Kenyans living in arid or semi-arid lands can look forward to getting clean drinking water with half the usual downtime and less water wastage. The new partnership with Oxfam and Grundfos is supported by P4G – Partnerships for Green Growth and World Goals – to ensure better water supply in Kenya’s vulnerable areas.
Krifa has chosen a solution with a living plant wall because they want something organic that can help stabilize the humidity in the indoor environment. The choice fell on Natural Greenwalls largely because the system is simple, safe and service-friendly.
The next application round for P4G funding to partnerships with a sustainable business model is open. Funding of between USD 100,000 to USD 1,000,000 is available to either partnerships with a start-up or a scale-up concept.
The UN Environment released its sixth global environment outlook during the UN Climate Summit that took place in Kenya last week. The report argues that the world has the technological, scientific and financial resources needed to secure a healthy planet, but the need for immediate action is paramount.
The sustainable development initiative P4G – Partnering for Green Growth and the Global Goals 2030 – that will accelerate the implementation of the UN Sustainable Development Goals has finalized the first application round for funding of partnerships.
On a global scale, less than half of all wastewater is collected and less than one fifth is treated. This and the threat of water scarcity underline the need for more efficient and smarter wastewater treatment across the world. This white paper provides lessons learned from Danish stakeholders within wastewater treatment.

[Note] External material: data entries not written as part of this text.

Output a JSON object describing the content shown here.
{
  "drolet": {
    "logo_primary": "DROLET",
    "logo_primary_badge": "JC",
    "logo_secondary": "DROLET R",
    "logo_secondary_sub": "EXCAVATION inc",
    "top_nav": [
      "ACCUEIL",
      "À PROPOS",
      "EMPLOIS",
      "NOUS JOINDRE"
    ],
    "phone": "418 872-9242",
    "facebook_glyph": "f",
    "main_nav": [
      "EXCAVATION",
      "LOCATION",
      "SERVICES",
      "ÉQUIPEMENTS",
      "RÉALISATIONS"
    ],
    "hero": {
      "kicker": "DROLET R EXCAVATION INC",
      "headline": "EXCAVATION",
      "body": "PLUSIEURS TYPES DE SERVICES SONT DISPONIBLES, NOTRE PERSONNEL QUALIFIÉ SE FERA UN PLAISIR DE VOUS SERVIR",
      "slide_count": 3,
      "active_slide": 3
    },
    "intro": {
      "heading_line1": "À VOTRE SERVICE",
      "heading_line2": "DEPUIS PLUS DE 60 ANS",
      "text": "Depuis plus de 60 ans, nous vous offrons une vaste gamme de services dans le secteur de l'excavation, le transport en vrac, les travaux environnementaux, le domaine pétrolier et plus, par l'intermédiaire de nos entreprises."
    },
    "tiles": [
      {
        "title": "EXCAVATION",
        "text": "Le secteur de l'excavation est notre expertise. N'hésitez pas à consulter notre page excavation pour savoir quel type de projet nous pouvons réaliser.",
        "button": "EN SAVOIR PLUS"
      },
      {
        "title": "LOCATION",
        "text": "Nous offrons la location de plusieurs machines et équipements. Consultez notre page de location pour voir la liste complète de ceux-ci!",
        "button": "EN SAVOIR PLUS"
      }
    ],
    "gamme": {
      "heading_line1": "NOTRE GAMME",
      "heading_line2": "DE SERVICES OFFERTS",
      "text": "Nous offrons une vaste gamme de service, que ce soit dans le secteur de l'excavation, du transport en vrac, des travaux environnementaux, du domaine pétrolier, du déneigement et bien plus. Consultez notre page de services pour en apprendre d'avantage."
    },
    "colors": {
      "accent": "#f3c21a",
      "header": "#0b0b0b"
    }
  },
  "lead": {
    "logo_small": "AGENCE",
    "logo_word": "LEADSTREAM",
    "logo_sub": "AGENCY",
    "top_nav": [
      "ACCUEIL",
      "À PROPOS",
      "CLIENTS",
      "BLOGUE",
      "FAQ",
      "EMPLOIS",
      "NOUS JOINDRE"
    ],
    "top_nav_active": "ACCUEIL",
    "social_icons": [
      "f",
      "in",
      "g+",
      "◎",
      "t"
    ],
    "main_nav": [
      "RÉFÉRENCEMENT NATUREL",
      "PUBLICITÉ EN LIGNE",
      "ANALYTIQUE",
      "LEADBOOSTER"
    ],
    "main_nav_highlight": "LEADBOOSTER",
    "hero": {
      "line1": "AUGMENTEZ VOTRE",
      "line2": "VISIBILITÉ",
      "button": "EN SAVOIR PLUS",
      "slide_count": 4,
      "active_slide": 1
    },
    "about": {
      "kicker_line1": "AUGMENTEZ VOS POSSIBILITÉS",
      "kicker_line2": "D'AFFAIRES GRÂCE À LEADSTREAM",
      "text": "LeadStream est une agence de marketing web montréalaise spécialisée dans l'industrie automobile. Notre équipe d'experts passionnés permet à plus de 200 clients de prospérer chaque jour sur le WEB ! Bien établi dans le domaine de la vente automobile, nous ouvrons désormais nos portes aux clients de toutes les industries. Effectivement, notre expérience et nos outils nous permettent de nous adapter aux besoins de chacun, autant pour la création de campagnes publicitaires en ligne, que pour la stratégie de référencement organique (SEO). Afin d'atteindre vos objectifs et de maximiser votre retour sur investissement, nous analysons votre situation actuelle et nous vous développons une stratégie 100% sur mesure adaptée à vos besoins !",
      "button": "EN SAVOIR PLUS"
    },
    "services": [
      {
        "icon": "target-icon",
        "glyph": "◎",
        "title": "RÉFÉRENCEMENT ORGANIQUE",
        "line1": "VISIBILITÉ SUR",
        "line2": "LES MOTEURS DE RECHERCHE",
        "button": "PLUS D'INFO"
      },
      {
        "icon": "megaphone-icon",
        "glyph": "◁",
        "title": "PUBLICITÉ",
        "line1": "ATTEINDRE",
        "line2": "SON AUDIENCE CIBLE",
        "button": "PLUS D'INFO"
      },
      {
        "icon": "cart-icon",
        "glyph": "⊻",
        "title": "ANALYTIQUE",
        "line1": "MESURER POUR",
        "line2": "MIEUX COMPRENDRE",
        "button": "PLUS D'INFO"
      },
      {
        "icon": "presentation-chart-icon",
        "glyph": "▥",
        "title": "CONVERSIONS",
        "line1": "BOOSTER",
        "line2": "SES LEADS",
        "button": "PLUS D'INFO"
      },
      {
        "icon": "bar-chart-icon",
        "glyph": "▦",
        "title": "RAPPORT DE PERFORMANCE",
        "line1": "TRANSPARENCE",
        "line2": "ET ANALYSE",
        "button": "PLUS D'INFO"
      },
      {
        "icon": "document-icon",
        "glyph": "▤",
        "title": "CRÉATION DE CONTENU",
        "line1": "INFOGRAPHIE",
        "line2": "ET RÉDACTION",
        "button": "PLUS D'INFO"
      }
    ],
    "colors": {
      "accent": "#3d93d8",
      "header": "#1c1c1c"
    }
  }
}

Climate change is affecting global rainfall patterns and water distribution. Since there is approximately 100 times more groundwater on Earth than fresh surface water, it makes sense to exploit groundwater as a source of water. The aim of this white paper is to share some of Denmark’s technologies, tools and methods for groundwater mapping and hydrogeological modelling.
Clean water to drink is in short supply in many places around the world. With intelligent water recycling for crop irrigation, life-saving drops of the precious liquid can be saved. Scientists from Aarhus University, are contributing knowledge and solutions to the problem in the EU project SAFIR. One of the methods to save drinking water […]